(Beginning of Recorded data)
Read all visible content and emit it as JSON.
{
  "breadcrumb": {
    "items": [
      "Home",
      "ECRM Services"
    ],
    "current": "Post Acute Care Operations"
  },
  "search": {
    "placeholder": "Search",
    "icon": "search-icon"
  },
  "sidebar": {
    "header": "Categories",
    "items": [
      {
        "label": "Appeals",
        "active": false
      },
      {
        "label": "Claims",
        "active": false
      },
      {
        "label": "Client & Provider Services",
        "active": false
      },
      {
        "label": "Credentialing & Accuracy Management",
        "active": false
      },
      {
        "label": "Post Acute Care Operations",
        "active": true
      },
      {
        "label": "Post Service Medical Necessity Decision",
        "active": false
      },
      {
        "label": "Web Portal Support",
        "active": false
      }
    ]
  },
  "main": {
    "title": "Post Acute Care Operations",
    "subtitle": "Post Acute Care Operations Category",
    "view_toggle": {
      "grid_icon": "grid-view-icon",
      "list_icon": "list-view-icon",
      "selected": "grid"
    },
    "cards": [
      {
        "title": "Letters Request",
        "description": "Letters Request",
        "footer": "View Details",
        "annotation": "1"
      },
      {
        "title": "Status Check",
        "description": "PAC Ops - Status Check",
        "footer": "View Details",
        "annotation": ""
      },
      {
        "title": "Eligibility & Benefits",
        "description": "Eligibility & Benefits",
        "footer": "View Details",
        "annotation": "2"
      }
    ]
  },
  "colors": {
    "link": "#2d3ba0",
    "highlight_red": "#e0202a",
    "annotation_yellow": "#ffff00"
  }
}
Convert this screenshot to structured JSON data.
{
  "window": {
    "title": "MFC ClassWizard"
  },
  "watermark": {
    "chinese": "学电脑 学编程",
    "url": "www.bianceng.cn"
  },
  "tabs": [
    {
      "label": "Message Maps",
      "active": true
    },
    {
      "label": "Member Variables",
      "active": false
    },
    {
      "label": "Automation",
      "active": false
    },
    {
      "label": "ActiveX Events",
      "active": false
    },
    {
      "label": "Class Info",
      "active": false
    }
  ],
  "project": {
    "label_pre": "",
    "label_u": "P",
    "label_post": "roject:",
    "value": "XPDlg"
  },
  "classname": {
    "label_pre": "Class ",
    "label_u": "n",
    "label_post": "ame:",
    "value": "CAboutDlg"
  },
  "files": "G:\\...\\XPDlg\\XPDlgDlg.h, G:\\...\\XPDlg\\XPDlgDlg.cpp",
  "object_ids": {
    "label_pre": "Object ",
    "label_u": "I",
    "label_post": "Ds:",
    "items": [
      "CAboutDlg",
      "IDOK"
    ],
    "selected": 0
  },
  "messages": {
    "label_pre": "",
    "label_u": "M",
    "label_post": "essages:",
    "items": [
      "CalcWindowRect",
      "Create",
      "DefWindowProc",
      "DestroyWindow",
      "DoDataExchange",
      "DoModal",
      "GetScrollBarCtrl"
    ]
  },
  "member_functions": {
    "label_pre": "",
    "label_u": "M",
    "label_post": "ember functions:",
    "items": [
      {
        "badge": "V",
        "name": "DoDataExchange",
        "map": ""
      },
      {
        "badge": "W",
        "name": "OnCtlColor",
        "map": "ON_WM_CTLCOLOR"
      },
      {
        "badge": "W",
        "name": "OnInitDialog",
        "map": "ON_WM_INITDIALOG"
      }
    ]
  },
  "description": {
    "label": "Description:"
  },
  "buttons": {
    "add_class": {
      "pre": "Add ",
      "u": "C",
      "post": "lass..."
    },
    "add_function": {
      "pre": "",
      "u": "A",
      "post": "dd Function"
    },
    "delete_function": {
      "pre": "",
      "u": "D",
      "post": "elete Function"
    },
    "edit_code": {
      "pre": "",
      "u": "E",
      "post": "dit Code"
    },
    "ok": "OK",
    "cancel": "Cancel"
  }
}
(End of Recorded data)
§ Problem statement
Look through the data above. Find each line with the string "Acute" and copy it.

§ Answer for this exercise
    "current": "Post Acute Care Operations"
        "label": "Post Acute Care Operations",
    "title": "Post Acute Care Operations",
    "subtitle": "Post Acute Care Operations Category",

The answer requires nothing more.